It seems like with each passing day, the small world that is the media industry gets a little smaller.
On Tuesday, Time, Inc. announced it would be laying off or buying out 300 people as part of a plan to re-engineer its cost structure and become more efficient, according to a memo sent to employees by CEO Rich Battista.
Then, HuffPost laid off 39 people Wednesday as part of broader cuts made during parent company Verizon’s acquisition of Yahoo.
Finally — as if the first two weren’t enough — Vocativ announced Wednesday that it would be cutting its entire editorial department in a strategic move to triple its investment in video production and partnerships.
This all sounds like a lot, right?

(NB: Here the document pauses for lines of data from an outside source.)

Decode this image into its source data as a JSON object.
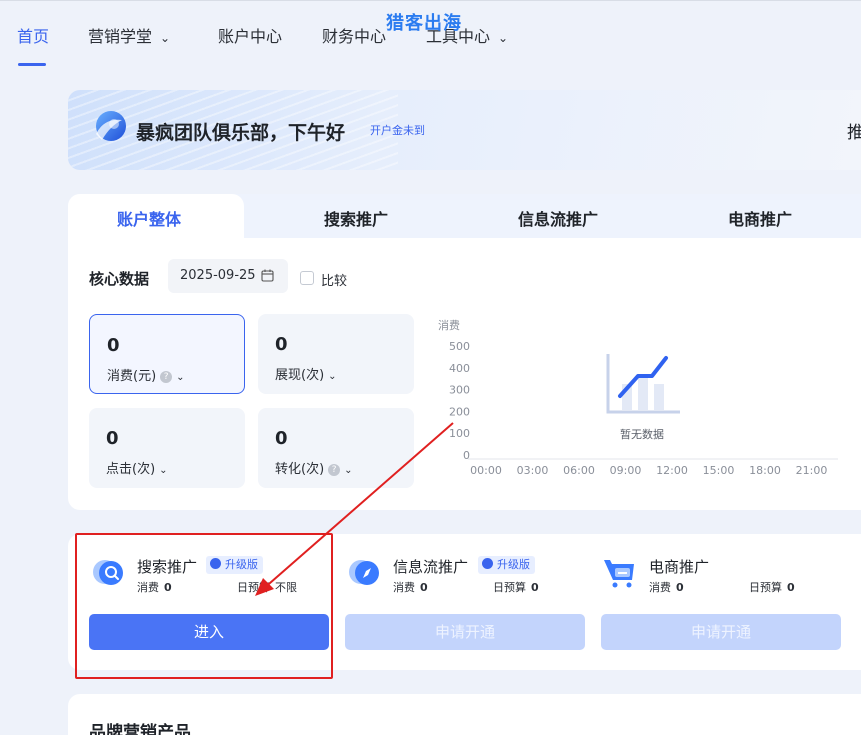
{
  "watermark": "猎客出海",
  "nav": {
    "items": [
      {
        "label": "首页",
        "dropdown": false,
        "active": true
      },
      {
        "label": "营销学堂",
        "dropdown": true
      },
      {
        "label": "账户中心",
        "dropdown": false
      },
      {
        "label": "财务中心",
        "dropdown": false
      },
      {
        "label": "工具中心",
        "dropdown": true
      }
    ]
  },
  "banner": {
    "greeting": "暴疯团队俱乐部，下午好",
    "notice_link": "开户金未到",
    "edge_text": "推"
  },
  "tabs": [
    "账户整体",
    "搜索推广",
    "信息流推广",
    "电商推广"
  ],
  "core": {
    "title": "核心数据",
    "date": "2025-09-25",
    "compare_label": "比较",
    "metrics": [
      {
        "value": "0",
        "label": "消费(元)",
        "help": true,
        "selected": true
      },
      {
        "value": "0",
        "label": "展现(次)",
        "help": false,
        "selected": false
      },
      {
        "value": "0",
        "label": "点击(次)",
        "help": false,
        "selected": false
      },
      {
        "value": "0",
        "label": "转化(次)",
        "help": true,
        "selected": false
      }
    ]
  },
  "chart_data": {
    "type": "line",
    "ylabel": "消费",
    "yticks": [
      "500",
      "400",
      "300",
      "200",
      "100",
      "0"
    ],
    "xticks": [
      "00:00",
      "03:00",
      "06:00",
      "09:00",
      "12:00",
      "15:00",
      "18:00",
      "21:00"
    ],
    "ylim": [
      0,
      500
    ],
    "series": [],
    "empty_text": "暂无数据",
    "grid": false
  },
  "products": [
    {
      "name": "搜索推广",
      "badge": "升级版",
      "spend_label": "消费",
      "spend": "0",
      "budget_label": "日预算",
      "budget": "不限",
      "button": "进入",
      "enabled": true
    },
    {
      "name": "信息流推广",
      "badge": "升级版",
      "spend_label": "消费",
      "spend": "0",
      "budget_label": "日预算",
      "budget": "0",
      "button": "申请开通",
      "enabled": false
    },
    {
      "name": "电商推广",
      "badge": "",
      "spend_label": "消费",
      "spend": "0",
      "budget_label": "日预算",
      "budget": "0",
      "button": "申请开通",
      "enabled": false
    }
  ],
  "brand": {
    "title": "品牌营销产品"
  },
  "colors": {
    "accent": "#3a64ee",
    "annotation": "#e02020"
  }
}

And it was only two weeks ago that The New York Times offered buyouts to newsroom employees in an effort to shift the focus from its editing staff to reporters.
So, what’s behind all the doom and gloom? For the most part, the continued financial success of Silicon Valley titans Google and Facebook, whose dominance of the advertising sector has left publishers fighting over scraps.
“There is a clear correlation between layoffs and buyouts with the growth in market share for the duopoly — Google and Facebook,” said Jason Kint, CEO of the trade organization Digital Content Next, in an email to Poynter.
If that’s the case, then journalists can expect even more staffing changes in the future.
Today, a new analysis from the Pivotal Research Group showed that Google and Facebook accounted for approximately 71 percent of all digital advertising sales in the United States during the first quarter of 2017 and 82 percent of all growth in digital advertising. That’s a steady year-over-year increase from 2016 and 2015, when the two technology giants had a combined share of 69 percent and 64 percent of digital advertising, respectively, according to the analysis.
And as media analyst Ken Doctor notes, that growth isn’t exactly loose change.
“Even a 2 percent share movement, which may seem like a small number, it’s still a big number,” said Doctor, author of “Newsonomics.”
What’s left for media organizations? Not much, according to Alan Mutter, a newspaper industry analyst and professor at the University of California at Berkeley.
“The vast preponderance of digital advertising dollars go to Google and Facebook, and very little is left over for other people,” Mutter said. “There’s just more content running around in search of advertising than there is advertising dollars that can support that content.”
Mutter noted in a 2014 blog post that the newspaper industry specifically experienced a 52 percent drop in digital advertising over the previous decade. As more people are creating content for free, journalists — who have historically been paid for their work — are being usurped by digital media monoliths.
And, as digital advertising overtakes even TV ads, Mutter said there is little room for in-depth, well-reported journalism that takes a lot of time and resources.
“People make an investment in producing content in hopes that they’ll get paid,” he said. “But that’s not what’s happening.
Pair that with rock-bottom levels of trust in media, and what do you get?
“A true profound problem for society,” Mutter says.
Cue all the recent layoffs at big media organizations. While tech companies garner an ever-larger share the of digital advertising market, publishers such as The New York Times and Vocativ are scrambling to keep up.
The Times offered buyouts in late May to shift its focus to content creators, while Vocativ is doubling down on video to take advantage of relatively higher advertising rates.
“(There) is a continuing program of re-skilling at The New York Times, moving away from older, legacy skills and hiring more people who have newer skills in terms of design, interactive, audio and more content production,” Doctor said.
Time, Inc. is laying off 300 people as part of a continued effort to implement a “strategy in key growth areas, such as video, native advertising, and brand extensions,” according to the memo Battista sent to Time employees Tuesday.
Meanwhile, Verizon is using the layoffs at HuffPost to help defray the cost of acquiring Yahoo, according to Mutter. Indeed, the 39 employees leaving the news organization this week are part of a 2,100-job cut that Verizon is leveraging as it takes control of Yahoo’s various internet properties. In all, the layoff affects about 15 percent of the work force at Yahoo and AOL, according to The New York Times.
“There’s a real reason why this is happening. It’s not just a sunspot,” Mutter said. “We’re living in a really different world today.”
Editor’s note: Google, Inc. is one of Poynter’s 10 largest custom training partners.